Close Menu

Fabric Genomics

By Uduak Grace Thomas
As genome sequencing continues to makes inroads into clinics, established vendors and small startups are honing their informatics portfolios to tap into the growing market for software in this setting.

Omicia is implementing the approach, dubbed VAAST, in the Genome Analysis System, a platform it is developing for the clinical analysis of human genomes that it plans to launch in the third quarter under a software-as-a-service model.

Omicia, which co-developed VAAST with Mark Yandell’s group at the University of Utah, is now working on integrating the algorithm into a platform called the Genome Analysis System, which it plans to release commercially at the end of the third quarter.

Paired Ends: Jul 20, 2010

Premium

Melina Cimler, Jacques Simard, Harlan Robins, Christopher Carlson, Chad Robins, Jessica Andriesen, Robert Livingston, Andris Zoltners, Arnold Levine, Jerry Nepom, Jay Shendure, Edus Warren, Graham Allen, Matt Kahn, Peter Keane, Richard Mitchell, Josh Rosen, Craig Weissman, Martin Reese, Edward Kiruluta, Paul Billings, John Stuelpnagel, Michael Ashburner, Pui-Yan Kwok, George Miklos, James Scott, Terry Speed, John Witte

Last month, the company inked its first commercial partnership by joining the Genomic Cancer Care Alliance, which is spearheaded by Life Technologies.

An Omicia spokesperson told BioInform that the company will work closely with the sequencing companies in the alliance to process, annotate, and interpret raw cancer genome data and convert it into a useful format for clinicians.
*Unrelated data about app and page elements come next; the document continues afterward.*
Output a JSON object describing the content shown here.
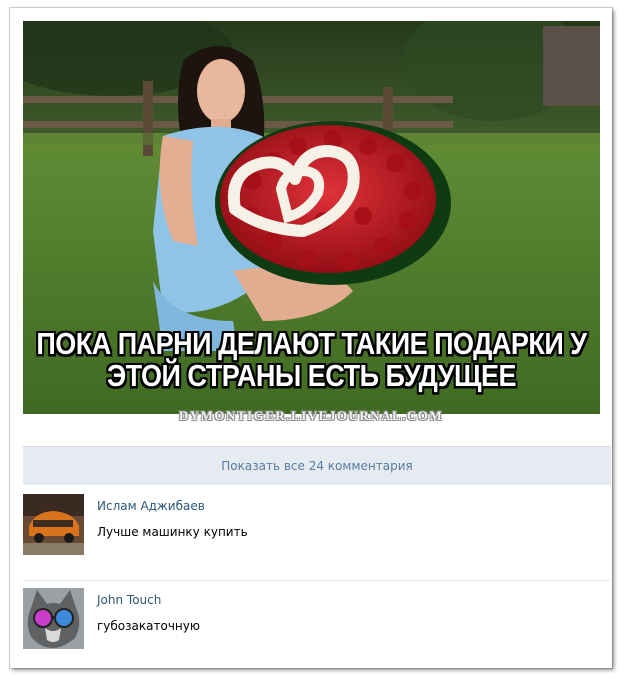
{
  "post": {
    "caption_line1": "ПОКА ПАРНИ ДЕЛАЮТ ТАКИЕ ПОДАРКИ У",
    "caption_line2": "ЭТОЙ СТРАНЫ ЕСТЬ БУДУЩЕЕ",
    "watermark": "DYMONTIGER.LIVEJOURNAL.COM"
  },
  "comments_bar": {
    "show_all_label": "Показать все 24 комментария"
  },
  "comments": [
    {
      "author": "Ислам Аджибаев",
      "text": "Лучше машинку купить",
      "avatar_icon": "car-photo-avatar"
    },
    {
      "author": "John Touch",
      "text": "губозакаточную",
      "avatar_icon": "cat-sunglasses-avatar"
    }
  ],
  "colors": {
    "link": "#2b587a",
    "show_all_bg": "#e5ebf1",
    "show_all_text": "#577ca1",
    "roses": "#c0141c"
  }
}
The Genomic Cancer Care Alliance — which currently involves founding organizations Fox Chase Cancer Center, Scripps Genomic Medicine, Omicia, El Camino Hospital, and the Translational Genomics Research Institute — plans to launch a pilot study to investigate the ability of whole-genome sequencing to guide treatment for patients who have responded poorly to initial therapy.

The alliance is primarily funded by Life Technologies for now and will use the company's SOLiD 4 sequencing platform. Other founding partners include the Fox Chase Cancer Center, Scripps Genomic Medicine, and the Translational Genomics Research Institute.
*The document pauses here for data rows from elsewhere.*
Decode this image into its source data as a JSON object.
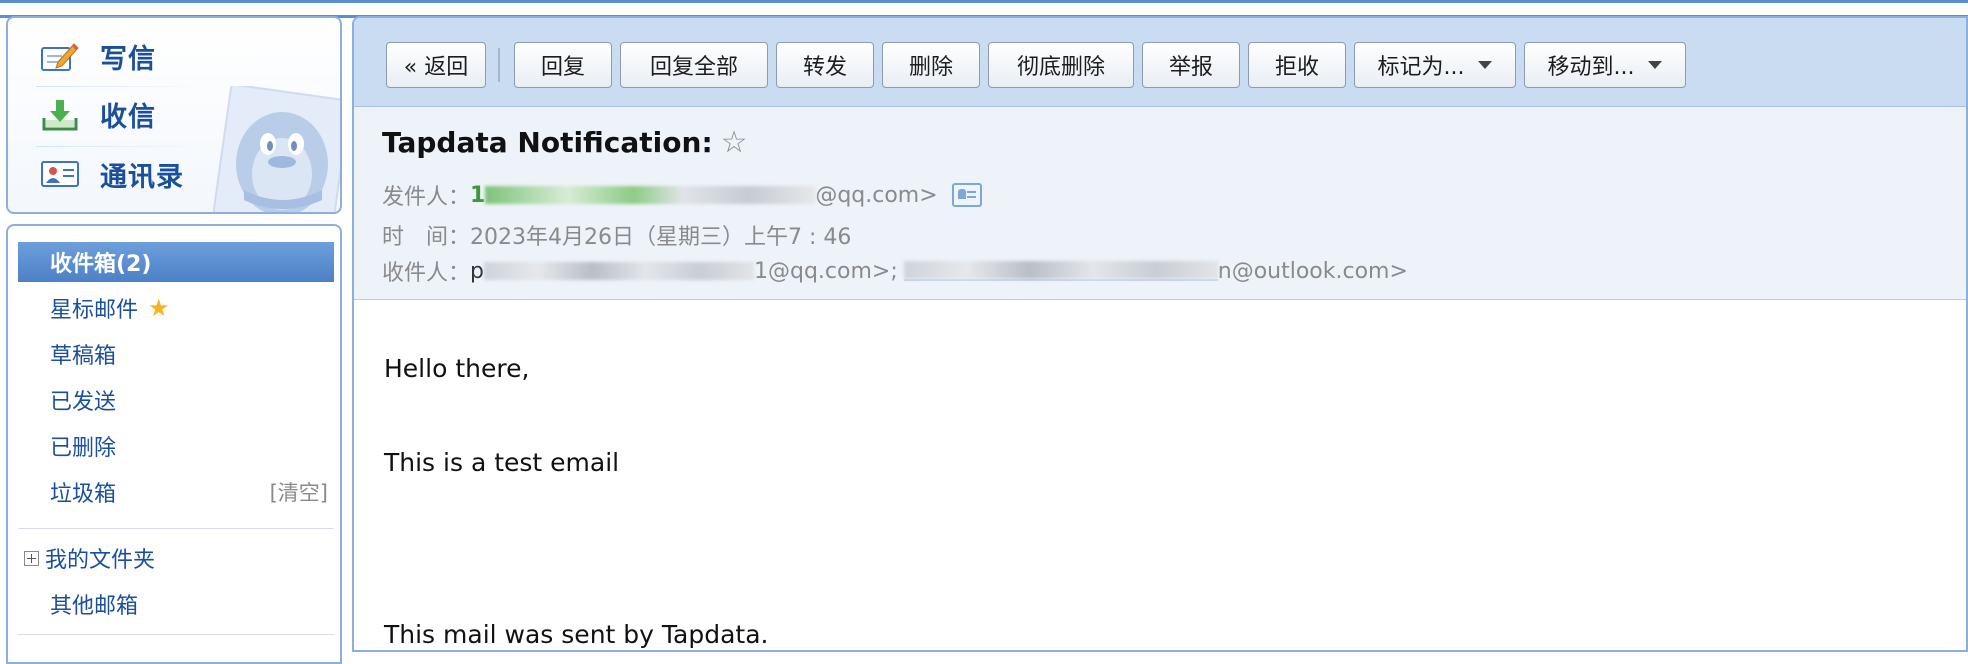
{
  "quick": {
    "compose_label": "写信",
    "inbox_label": "收信",
    "contacts_label": "通讯录"
  },
  "folders": {
    "inbox_label": "收件箱(2)",
    "starred_label": "星标邮件",
    "drafts_label": "草稿箱",
    "sent_label": "已发送",
    "deleted_label": "已删除",
    "spam_label": "垃圾箱",
    "spam_clear_label": "[清空]",
    "my_folders_label": "我的文件夹",
    "other_mailboxes_label": "其他邮箱"
  },
  "toolbar": {
    "back_label": "« 返回",
    "reply_label": "回复",
    "reply_all_label": "回复全部",
    "forward_label": "转发",
    "delete_label": "删除",
    "delete_permanently_label": "彻底删除",
    "report_label": "举报",
    "reject_label": "拒收",
    "mark_as_label": "标记为...",
    "move_to_label": "移动到..."
  },
  "message": {
    "subject": "Tapdata Notification:",
    "star_glyph": "☆",
    "from_label": "发件人：",
    "from_initial": "1",
    "from_domain": "@qq.com>",
    "time_label": "时　间：",
    "time_value": "2023年4月26日（星期三）上午7 : 46",
    "to_label": "收件人：",
    "to_first_initial": "p",
    "to_first_suffix": "1@qq.com>;",
    "to_second_suffix": "n@outlook.com>",
    "body": {
      "greeting": "Hello there,",
      "line1": "This is a test email",
      "footer": "This mail was sent by Tapdata."
    }
  },
  "colors": {
    "accent": "#1a4f9c",
    "selected_folder": "#5a8dd0",
    "toolbar_bg": "#c9dcf1",
    "header_bg": "#eef3f9",
    "star": "#f5b425"
  },
  "icons": {
    "compose": "pencil-paper-icon",
    "inbox": "download-tray-icon",
    "contacts": "contact-card-icon",
    "sender_card": "contact-card-icon"
  }
}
Pages

A new analysis suggests warming, not the arrival of humans, led to the extinction of the woolly rhinoceros thousands of years ago, the Economist reports.

Chinese health officials uncovered SARS-CoV-2 viral RNA on imported frozen food, but the New York Times reports catching COVID-19 that way would be unlikely.
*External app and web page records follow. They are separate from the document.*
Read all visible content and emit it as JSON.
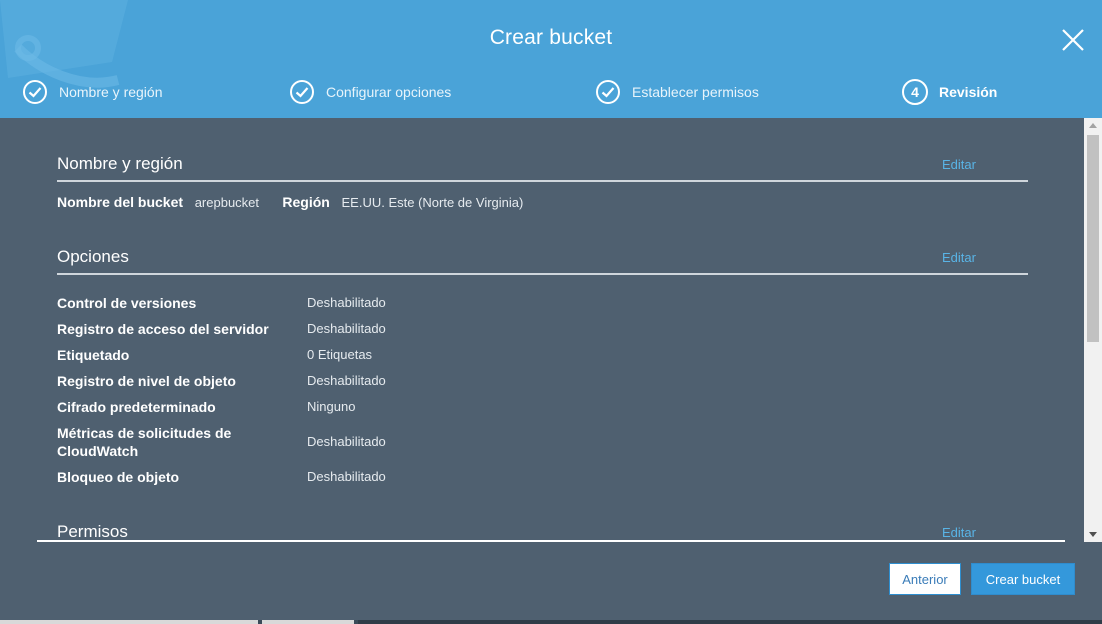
{
  "dialog": {
    "title": "Crear bucket",
    "close_icon": "close-icon"
  },
  "steps": [
    {
      "label": "Nombre y región",
      "state": "done",
      "icon": "check-circle-icon"
    },
    {
      "label": "Configurar opciones",
      "state": "done",
      "icon": "check-circle-icon"
    },
    {
      "label": "Establecer permisos",
      "state": "done",
      "icon": "check-circle-icon"
    },
    {
      "label": "Revisión",
      "state": "active",
      "number": "4"
    }
  ],
  "sections": {
    "name_region": {
      "title": "Nombre y región",
      "edit": "Editar",
      "bucket_label": "Nombre del bucket",
      "bucket_value": "arepbucket",
      "region_label": "Región",
      "region_value": "EE.UU. Este (Norte de Virginia)"
    },
    "options": {
      "title": "Opciones",
      "edit": "Editar",
      "rows": [
        {
          "label": "Control de versiones",
          "value": "Deshabilitado"
        },
        {
          "label": "Registro de acceso del servidor",
          "value": "Deshabilitado"
        },
        {
          "label": "Etiquetado",
          "value": "0 Etiquetas"
        },
        {
          "label": "Registro de nivel de objeto",
          "value": "Deshabilitado"
        },
        {
          "label": "Cifrado predeterminado",
          "value": "Ninguno"
        },
        {
          "label": "Métricas de solicitudes de CloudWatch",
          "value": "Deshabilitado"
        },
        {
          "label": "Bloqueo de objeto",
          "value": "Deshabilitado"
        }
      ]
    },
    "permissions": {
      "title": "Permisos",
      "edit": "Editar"
    }
  },
  "footer": {
    "prev_label": "Anterior",
    "create_label": "Crear bucket"
  },
  "colors": {
    "header": "#4aa3d8",
    "body": "#4f6070",
    "link": "#59b4e6",
    "primary_button": "#3498db"
  }
}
The UK has ordered 60 million coronavirus vaccine doses from Novavax and 30 million doses from Janssen, according to the Guardian.

In Science this week: machine learning model predicts whether ion channel mutations will cause disease, and more.